§ TASK BRIEF:
Could you show all lines in the entries below that contain the string "kind"?

§ DATA FOR THIS EXERCISE:
········

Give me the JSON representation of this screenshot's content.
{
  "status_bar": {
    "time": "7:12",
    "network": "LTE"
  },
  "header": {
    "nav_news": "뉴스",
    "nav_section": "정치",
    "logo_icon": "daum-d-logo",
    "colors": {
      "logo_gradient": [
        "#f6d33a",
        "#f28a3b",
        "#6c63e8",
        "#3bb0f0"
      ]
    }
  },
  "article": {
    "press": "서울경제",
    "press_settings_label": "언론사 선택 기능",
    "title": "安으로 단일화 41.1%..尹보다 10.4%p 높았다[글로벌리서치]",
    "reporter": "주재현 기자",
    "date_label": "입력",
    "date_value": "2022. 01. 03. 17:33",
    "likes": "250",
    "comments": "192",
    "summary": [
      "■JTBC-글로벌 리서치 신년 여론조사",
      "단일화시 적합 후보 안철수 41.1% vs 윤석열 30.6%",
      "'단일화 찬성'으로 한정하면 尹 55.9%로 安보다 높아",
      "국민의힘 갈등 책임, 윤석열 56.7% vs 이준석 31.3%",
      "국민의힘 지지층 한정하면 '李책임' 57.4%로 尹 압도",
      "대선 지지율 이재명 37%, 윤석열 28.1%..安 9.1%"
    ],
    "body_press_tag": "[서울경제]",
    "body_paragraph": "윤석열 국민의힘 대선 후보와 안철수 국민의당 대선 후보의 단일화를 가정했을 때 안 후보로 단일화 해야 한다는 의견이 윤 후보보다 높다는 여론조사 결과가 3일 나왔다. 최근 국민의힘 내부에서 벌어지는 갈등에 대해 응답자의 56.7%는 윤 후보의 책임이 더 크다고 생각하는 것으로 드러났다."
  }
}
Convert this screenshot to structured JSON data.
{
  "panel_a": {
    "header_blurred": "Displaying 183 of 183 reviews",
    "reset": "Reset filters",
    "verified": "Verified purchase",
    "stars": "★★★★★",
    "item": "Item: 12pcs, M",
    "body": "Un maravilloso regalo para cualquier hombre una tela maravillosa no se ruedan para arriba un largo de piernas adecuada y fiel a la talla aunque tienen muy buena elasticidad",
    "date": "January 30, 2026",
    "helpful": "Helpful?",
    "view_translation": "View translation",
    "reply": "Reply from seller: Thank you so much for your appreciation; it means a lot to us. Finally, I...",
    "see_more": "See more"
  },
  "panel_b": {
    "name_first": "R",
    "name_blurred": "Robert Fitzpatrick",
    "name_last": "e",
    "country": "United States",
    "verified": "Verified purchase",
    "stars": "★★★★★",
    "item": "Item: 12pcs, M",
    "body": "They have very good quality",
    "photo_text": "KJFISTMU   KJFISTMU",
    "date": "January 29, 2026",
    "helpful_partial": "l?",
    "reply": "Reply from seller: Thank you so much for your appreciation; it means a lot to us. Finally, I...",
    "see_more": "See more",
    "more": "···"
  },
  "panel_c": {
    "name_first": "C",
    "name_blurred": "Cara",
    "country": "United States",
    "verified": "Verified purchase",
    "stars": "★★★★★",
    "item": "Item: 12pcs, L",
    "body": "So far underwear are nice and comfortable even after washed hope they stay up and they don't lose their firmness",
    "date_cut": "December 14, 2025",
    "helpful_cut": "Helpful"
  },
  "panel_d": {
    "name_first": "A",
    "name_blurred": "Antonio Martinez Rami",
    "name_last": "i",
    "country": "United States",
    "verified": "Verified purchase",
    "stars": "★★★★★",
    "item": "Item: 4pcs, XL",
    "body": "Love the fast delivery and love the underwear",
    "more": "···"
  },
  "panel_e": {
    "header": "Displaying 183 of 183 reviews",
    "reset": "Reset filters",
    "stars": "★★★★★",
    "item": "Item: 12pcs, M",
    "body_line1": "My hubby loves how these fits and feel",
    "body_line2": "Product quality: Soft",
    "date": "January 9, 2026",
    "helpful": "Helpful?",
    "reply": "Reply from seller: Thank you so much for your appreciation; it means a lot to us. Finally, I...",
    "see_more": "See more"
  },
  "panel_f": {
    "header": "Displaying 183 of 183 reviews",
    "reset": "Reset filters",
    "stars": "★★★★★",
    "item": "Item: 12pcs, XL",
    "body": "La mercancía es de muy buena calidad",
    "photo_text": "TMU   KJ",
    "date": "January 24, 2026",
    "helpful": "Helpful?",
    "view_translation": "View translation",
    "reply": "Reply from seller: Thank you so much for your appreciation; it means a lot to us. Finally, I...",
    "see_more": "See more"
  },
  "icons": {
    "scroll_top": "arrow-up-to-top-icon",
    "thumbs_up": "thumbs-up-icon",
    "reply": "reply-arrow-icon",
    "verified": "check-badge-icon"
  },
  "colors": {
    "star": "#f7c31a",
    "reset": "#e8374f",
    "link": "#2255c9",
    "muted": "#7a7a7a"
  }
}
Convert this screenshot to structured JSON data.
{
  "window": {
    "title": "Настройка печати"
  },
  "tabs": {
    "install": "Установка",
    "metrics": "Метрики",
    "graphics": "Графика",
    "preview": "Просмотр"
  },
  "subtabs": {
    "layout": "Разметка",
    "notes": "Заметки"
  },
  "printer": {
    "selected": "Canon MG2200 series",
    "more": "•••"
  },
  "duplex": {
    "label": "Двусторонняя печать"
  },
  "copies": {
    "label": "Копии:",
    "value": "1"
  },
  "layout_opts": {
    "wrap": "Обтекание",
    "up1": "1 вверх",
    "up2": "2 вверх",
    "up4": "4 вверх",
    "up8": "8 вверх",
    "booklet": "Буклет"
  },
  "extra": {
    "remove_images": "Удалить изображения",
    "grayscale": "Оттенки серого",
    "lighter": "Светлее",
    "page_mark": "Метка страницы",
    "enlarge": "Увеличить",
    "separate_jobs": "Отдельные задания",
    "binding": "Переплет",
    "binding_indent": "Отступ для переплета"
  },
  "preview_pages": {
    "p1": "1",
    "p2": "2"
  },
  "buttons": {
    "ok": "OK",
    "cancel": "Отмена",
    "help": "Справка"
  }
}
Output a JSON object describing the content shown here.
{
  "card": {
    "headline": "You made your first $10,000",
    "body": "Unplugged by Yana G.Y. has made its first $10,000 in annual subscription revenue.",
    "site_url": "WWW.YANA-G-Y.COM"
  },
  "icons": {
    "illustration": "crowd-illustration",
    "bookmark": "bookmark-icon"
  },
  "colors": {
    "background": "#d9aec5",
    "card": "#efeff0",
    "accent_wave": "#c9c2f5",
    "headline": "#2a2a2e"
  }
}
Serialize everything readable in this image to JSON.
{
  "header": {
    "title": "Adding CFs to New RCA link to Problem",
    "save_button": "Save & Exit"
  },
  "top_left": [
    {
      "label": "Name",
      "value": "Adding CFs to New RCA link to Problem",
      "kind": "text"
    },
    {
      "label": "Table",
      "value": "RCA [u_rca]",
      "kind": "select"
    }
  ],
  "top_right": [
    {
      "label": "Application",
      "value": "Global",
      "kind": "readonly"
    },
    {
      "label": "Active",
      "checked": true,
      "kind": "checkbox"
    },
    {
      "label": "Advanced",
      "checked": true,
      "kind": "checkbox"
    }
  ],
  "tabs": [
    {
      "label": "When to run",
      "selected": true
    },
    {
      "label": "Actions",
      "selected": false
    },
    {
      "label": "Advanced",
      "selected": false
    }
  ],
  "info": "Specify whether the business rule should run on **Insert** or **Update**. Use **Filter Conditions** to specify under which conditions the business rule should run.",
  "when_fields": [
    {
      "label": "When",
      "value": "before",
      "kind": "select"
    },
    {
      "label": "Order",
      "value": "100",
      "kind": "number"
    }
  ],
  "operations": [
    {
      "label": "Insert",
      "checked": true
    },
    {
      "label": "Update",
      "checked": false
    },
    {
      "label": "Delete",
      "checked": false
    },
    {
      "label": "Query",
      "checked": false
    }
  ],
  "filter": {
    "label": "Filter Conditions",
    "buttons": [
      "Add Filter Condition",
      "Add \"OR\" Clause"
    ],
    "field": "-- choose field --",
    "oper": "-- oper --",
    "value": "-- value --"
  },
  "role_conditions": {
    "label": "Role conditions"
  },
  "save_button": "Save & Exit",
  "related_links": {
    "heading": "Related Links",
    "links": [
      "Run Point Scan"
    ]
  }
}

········

§ TASK OUTPUT:
      "kind": "text"
      "kind": "select"
      "kind": "readonly"
      "kind": "checkbox"
      "kind": "checkbox"
      "kind": "select"
      "kind": "number"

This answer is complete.